Not that it's all doom and gloom for the Badgers. If there's an advantage in this game for them, it's from the 3pt line. Wisconsin isn't an outstanding 3pt shooting team, but they perform well enough to make their 21 attempts per game worthwhile. The Badgers shoot 36.2% from range, compared to Syracuse's 34.5%, doing so in more attempts in fewer possessions. So, as should be expected, they make every shot count. On the other side, Wisconsin allows only 28.8% 3pt shooting from opponents while Syracuse allows 30.7% (it should be noted, though, that Syracuse defends 8 more 3pt attempts per game, a number than can't entirely be explained by a difference in pacing). Any Syracuse fan can tell you that the Orange's worst games have come when they fall in love with the 3pt shot. 5-23 won't get it done against the Badgers. 8-20 might. 6-9 is a job well done. The Orange, though, must be prudent with their shot selection and not let what's surely to be a bumping, bruising, grabbing, pulling Badger defense goad them into launching too many deep balls.
The Badgers, though, aren't immune to dying by the three themselves. While they don't shoot all that much higher a percentage, three pointers do compose a significant percentage of their scoring (36.4% to Syracuse's 25.5%). So, when it comes to 3pt shooting, the question becomes whether Wisconsin's advantage in 3pt shooting percentage be able to compensate for the fact that they rely so heavily on the long ball and that Syracuse is adept at taking that away, despite playing a zone. Add in the fact that Syracuse shoots a better percentage from the floor overall, and a 4% advantage in 3pt shooting for the Badgers doesn't mean so much.
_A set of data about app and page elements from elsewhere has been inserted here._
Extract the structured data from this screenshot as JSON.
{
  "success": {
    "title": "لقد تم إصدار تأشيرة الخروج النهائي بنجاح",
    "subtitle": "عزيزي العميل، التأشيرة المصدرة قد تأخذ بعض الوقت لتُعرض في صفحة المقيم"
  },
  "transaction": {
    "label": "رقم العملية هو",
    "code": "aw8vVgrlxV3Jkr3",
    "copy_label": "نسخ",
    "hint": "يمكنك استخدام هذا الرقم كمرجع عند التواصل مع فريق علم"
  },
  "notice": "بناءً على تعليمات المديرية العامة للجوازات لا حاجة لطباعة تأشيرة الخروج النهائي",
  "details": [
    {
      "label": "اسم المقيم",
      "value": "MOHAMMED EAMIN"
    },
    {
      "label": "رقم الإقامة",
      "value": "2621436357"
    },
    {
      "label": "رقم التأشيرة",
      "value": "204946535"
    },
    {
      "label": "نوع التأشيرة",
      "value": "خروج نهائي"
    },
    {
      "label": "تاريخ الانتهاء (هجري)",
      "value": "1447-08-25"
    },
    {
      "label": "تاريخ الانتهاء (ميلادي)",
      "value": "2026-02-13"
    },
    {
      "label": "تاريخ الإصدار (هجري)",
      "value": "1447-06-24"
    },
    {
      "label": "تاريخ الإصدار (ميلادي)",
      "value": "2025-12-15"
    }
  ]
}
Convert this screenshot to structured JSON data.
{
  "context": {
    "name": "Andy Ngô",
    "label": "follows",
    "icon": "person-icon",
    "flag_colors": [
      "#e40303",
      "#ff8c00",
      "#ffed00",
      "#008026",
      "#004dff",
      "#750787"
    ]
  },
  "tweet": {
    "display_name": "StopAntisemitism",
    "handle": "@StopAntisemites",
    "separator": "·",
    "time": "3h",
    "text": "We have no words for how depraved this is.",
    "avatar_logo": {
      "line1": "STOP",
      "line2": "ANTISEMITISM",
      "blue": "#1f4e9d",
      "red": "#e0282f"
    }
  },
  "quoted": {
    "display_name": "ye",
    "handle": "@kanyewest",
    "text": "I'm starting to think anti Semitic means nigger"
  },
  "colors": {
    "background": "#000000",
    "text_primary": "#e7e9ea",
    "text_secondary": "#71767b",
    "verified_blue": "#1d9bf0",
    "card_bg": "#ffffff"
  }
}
So, what does it all mean? This is a good matchup for Syracuse. Their weaknesses don't play all that much into Wisconsin's strengths and the Badgers' shortcomings do play into what the Orange thrive on. The game may be low scoring and ugly, but Bo Ryan's style of play doesn't necessarily hurt Boeheim's game plan. If Syracuse is able to do what it's done all season; limit turnovers, get steals, score in transition and have a balanced attack, they have an excellent chance to advance to the Elite 8 with a shot at a trip to the Big Easy. If they play recklessly, then they'll be back in the Salt City before that can say, "brats and cheddar".